Just a few weeks ago, the Atlanta Hawks seemed ready to part ways with shooting guard J.R. Rider. From his failure to report to training camp on time to his insubordination to his demand to be traded, Rider was seen as a divisive element in the locker room and a headache for management.
Now the Hawks cannot live without him.
Rider has powered Atlanta to a five-game winning streak and a 9-9 record, this after a 1-6 start. Over the last eight games, he has averaged 28.6 points, 4.4 assists, 6.6 rebounds and 41 minutes.
Rider has played with the relentless energy that allows him to be one of the game's most explosive players, and his teammates are feeding off him. There has been talk that he is playing well to increase his trade value but, as of now, Rider appears to have made himself a home with the Hawks.
Rider has made waves at previous stops--Minnesota and Portland--but his tremendous abilities have made teams willing to deal with him. Now, Hawks Coach Lenny Wilkens is lobbying for Rider to be named to the all-star team.
"J.R. belongs on the all-star team," Wilkens told the Atlanta Journal-Constitution.
"When they talk about the all-star voting they better consider him. I don't see any other [shooting] guard playing any better than him, especially in the Eastern Conference."
With Philadelphia's Allen Iverson out with a broken thumb, Wilkens might be right. Indiana's Reggie Miller has been inconsistent, New York's Allan Houston and Charlotte's Eddie Jones have been steady, but not spectacular. Rider is Atlanta's savior.
As strong as Rider has been, there is another guard quietly playing at an all-star level: Washington's Mitch Richmond. Over the past five games, Richmond has averaged just a shade under 24 points per game to bring his season average close to 15 per game. His slow start hurts his overall numbers, but coaches around the league know how dangerous he can be when he settles into a groove such as the one he's in now.
Los Angeles center Shaquille O'Neal's emergence as one of the game's premier shot blockers--he had seven blocks against the Wizards Tuesday night--is a major reason the Lakers are one of the NBA's best defensive teams, at least in regard to the number of points allowed (89.9).
Coach Phil Jackson, while not taking credit from O'Neal, said it is his team's older players who have been equally, if not more, instrumental in holding teams down.

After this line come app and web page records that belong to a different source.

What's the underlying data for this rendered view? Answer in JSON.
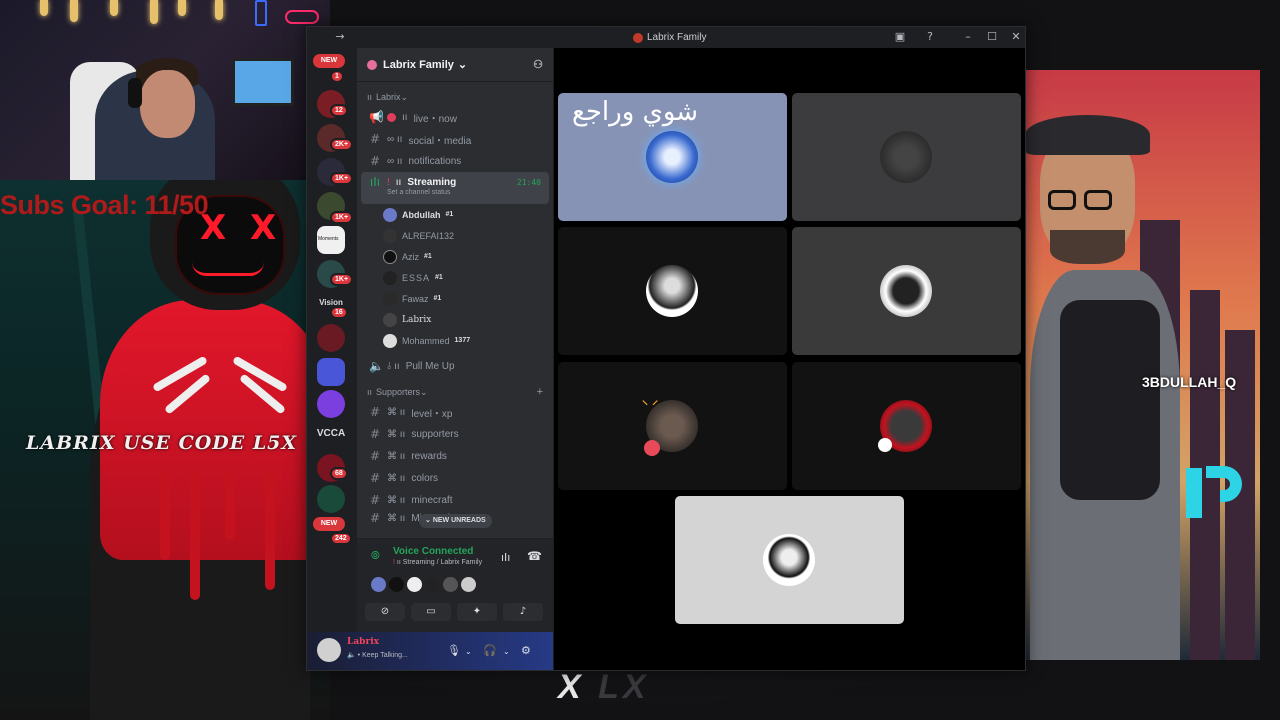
{
  "overlay": {
    "subs_goal": "Subs Goal: 11/50",
    "promo": "LABRIX USE CODE L5X",
    "abdullah_tag": "3BDULLAH_Q",
    "bottom_mark_x": "X",
    "bottom_mark_right": "LX",
    "smile": ":)"
  },
  "window": {
    "title": "Labrix Family"
  },
  "server_rail": {
    "badges": [
      "1",
      "12",
      "2K+",
      "1K+",
      "1K+",
      "1K+",
      "16",
      "68",
      "242"
    ],
    "new_label": "NEW",
    "text_icons": [
      "Vision",
      "VCCA"
    ],
    "moments": "Moments"
  },
  "server": {
    "name": "Labrix Family",
    "categories": [
      {
        "name": "Labrix"
      },
      {
        "name": "Supporters"
      }
    ],
    "channels_top": [
      {
        "name": "live・now",
        "icon": "megaphone"
      },
      {
        "name": "social・media",
        "icon": "hash"
      },
      {
        "name": "notifications",
        "icon": "hash"
      }
    ],
    "streaming_channel": {
      "name": "Streaming",
      "time": "21:40",
      "status": "Set a channel status"
    },
    "voice_users": [
      {
        "name": "Abdullah",
        "tag": "#1"
      },
      {
        "name": "ALREFAI132",
        "tag": ""
      },
      {
        "name": "Aziz",
        "tag": "#1"
      },
      {
        "name": "ESSA",
        "tag": "#1"
      },
      {
        "name": "Fawaz",
        "tag": "#1"
      },
      {
        "name": "Labrix",
        "tag": ""
      },
      {
        "name": "Mohammed",
        "tag": "1377"
      }
    ],
    "pull_channel": "Pull Me Up",
    "supporter_channels": [
      "level・xp",
      "supporters",
      "rewards",
      "colors",
      "minecraft",
      "Minecraft"
    ],
    "new_unreads": "NEW UNREADS"
  },
  "voice_panel": {
    "status": "Voice Connected",
    "location": "Streaming / Labrix Family"
  },
  "user_panel": {
    "name": "Labrix",
    "status": "Keep Talking..."
  },
  "stage": {
    "arabic_text": "شوي وراجع"
  },
  "colors": {
    "discord_bg": "#1e1f22",
    "channel_bg": "#2b2d31",
    "active_channel": "#404249",
    "connected_green": "#23a55a",
    "badge_red": "#da373c"
  }
}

"The addition of Ron Harper . . . and I think A.C. Green is a fine defensive player," Jackson said of the veterans, who have a combined 27 seasons of NBA experience. "I think some of the personnel has been important to the team. They play the game the way it structures itself. It's a better team defensively."
Jackson also said Green and Harper's familiarity with opponents gives Los Angeles an edge.
As caught up as the Lakers are in their defense, a player from an opposing team, who declined to be identified, said Los Angeles is able to keep scoring down because it plays a slow-paced game that limits its scoring as well.
He may have a point. Seventeen teams are averaging more points per game than the Lakers, who are scoring 96.2 points a game.
Coaches in Peril
Golden State Warriors Coach P.J. Carlesimo may not make it through the weekend. Several sources have said that Carlesimo likely will be fired when the 2-16 Warriors return from their four-game road trip, which will end Saturday.
Meanwhile, New Jersey Nets Coach Don Casey had appeared to be a likely candidate for dismissal but may get a reprieve. New Jersey has won consecutive games over Sacramento and Milwaukee to bring its record to 4-15.
Forward Jayson Williams recently admitted that he might not be back until January, if at all this season. He initially said he hoped to return by December from a broken leg that required two operations. He recently said that his kneecap is unstable and his recovery is progressing slowly.
CAPTION: Shaquille O'Neal, right, blocking a shot by the Suns' Rodney Rogers along with Robert Horry (5), has helped the Lakers improve defensively.